EXERCISE REQUIREMENTS:
From the records below, pull each line that has "this".

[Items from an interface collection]
--- START ---
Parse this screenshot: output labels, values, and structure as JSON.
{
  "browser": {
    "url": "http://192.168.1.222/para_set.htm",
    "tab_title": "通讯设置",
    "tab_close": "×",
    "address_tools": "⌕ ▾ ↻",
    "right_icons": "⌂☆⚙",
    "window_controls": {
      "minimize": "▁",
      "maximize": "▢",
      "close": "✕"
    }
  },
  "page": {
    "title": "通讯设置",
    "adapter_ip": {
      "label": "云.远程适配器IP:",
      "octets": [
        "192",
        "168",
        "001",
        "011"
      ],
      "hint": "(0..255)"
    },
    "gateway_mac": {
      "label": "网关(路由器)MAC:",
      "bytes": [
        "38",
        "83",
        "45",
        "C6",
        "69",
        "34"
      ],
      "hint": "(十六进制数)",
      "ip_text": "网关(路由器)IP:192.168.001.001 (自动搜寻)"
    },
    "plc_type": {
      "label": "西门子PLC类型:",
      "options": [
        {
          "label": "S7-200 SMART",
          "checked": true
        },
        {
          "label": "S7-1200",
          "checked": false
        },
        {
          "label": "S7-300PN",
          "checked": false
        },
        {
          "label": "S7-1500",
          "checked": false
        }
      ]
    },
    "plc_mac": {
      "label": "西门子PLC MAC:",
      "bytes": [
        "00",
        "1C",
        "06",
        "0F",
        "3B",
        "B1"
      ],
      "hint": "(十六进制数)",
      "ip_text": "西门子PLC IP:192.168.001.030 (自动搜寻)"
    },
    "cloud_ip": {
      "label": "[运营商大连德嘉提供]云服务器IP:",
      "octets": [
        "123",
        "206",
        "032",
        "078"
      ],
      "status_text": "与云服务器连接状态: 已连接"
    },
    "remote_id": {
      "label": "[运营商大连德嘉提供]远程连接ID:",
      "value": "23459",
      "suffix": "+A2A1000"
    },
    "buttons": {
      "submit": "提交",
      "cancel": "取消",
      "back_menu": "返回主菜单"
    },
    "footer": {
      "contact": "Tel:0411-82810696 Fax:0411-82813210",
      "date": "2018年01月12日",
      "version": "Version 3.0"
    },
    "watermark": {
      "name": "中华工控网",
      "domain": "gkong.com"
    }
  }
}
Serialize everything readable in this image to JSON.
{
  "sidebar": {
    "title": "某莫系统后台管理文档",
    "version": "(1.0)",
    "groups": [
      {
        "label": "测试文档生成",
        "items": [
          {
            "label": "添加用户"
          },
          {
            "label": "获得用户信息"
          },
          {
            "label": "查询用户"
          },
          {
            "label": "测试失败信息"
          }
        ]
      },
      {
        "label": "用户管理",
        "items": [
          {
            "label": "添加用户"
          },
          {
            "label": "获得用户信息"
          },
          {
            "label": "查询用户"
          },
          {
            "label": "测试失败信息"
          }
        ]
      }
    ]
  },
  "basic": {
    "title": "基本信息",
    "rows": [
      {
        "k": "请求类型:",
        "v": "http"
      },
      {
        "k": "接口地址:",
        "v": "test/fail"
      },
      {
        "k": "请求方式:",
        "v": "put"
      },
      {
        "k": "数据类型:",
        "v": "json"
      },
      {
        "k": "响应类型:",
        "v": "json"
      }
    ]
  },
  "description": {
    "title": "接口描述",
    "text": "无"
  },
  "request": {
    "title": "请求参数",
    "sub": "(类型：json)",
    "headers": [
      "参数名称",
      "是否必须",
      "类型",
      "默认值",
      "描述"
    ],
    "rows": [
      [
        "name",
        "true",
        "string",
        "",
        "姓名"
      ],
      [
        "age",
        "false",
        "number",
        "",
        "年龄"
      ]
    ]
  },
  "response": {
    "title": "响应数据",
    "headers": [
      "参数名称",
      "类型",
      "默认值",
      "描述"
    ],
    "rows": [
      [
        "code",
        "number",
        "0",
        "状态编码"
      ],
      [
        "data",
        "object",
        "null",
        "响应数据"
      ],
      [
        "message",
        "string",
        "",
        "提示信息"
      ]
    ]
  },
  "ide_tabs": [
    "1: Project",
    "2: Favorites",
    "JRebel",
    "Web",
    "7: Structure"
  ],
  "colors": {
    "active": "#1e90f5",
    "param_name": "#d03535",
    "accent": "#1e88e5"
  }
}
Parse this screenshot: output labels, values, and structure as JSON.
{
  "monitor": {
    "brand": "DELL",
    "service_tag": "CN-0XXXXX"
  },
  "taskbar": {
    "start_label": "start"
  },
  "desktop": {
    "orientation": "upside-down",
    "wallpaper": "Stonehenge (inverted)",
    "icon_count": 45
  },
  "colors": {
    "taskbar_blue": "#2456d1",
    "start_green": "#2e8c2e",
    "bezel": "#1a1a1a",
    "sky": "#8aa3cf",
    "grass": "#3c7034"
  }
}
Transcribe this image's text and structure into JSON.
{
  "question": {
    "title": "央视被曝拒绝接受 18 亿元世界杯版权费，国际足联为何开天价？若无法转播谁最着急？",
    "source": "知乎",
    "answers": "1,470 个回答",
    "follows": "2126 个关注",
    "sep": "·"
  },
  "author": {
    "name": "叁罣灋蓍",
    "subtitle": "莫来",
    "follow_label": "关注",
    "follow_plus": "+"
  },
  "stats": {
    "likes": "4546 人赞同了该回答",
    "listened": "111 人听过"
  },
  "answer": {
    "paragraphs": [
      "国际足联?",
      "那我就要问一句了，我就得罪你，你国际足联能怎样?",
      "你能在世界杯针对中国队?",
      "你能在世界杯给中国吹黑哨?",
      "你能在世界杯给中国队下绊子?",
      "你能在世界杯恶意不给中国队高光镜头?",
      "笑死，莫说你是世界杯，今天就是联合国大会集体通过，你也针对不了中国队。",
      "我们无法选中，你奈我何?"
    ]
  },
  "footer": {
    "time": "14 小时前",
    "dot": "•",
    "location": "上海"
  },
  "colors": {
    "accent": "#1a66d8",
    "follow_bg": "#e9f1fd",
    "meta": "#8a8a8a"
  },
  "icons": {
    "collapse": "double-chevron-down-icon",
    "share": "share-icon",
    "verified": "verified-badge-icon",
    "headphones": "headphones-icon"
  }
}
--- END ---
ANSWER BELOW:
Parse this screenshot: output labels, values, and structure as JSON.
Serialize everything readable in this image to JSON.
Parse this screenshot: output labels, values, and structure as JSON.
Transcribe this image's text and structure into JSON.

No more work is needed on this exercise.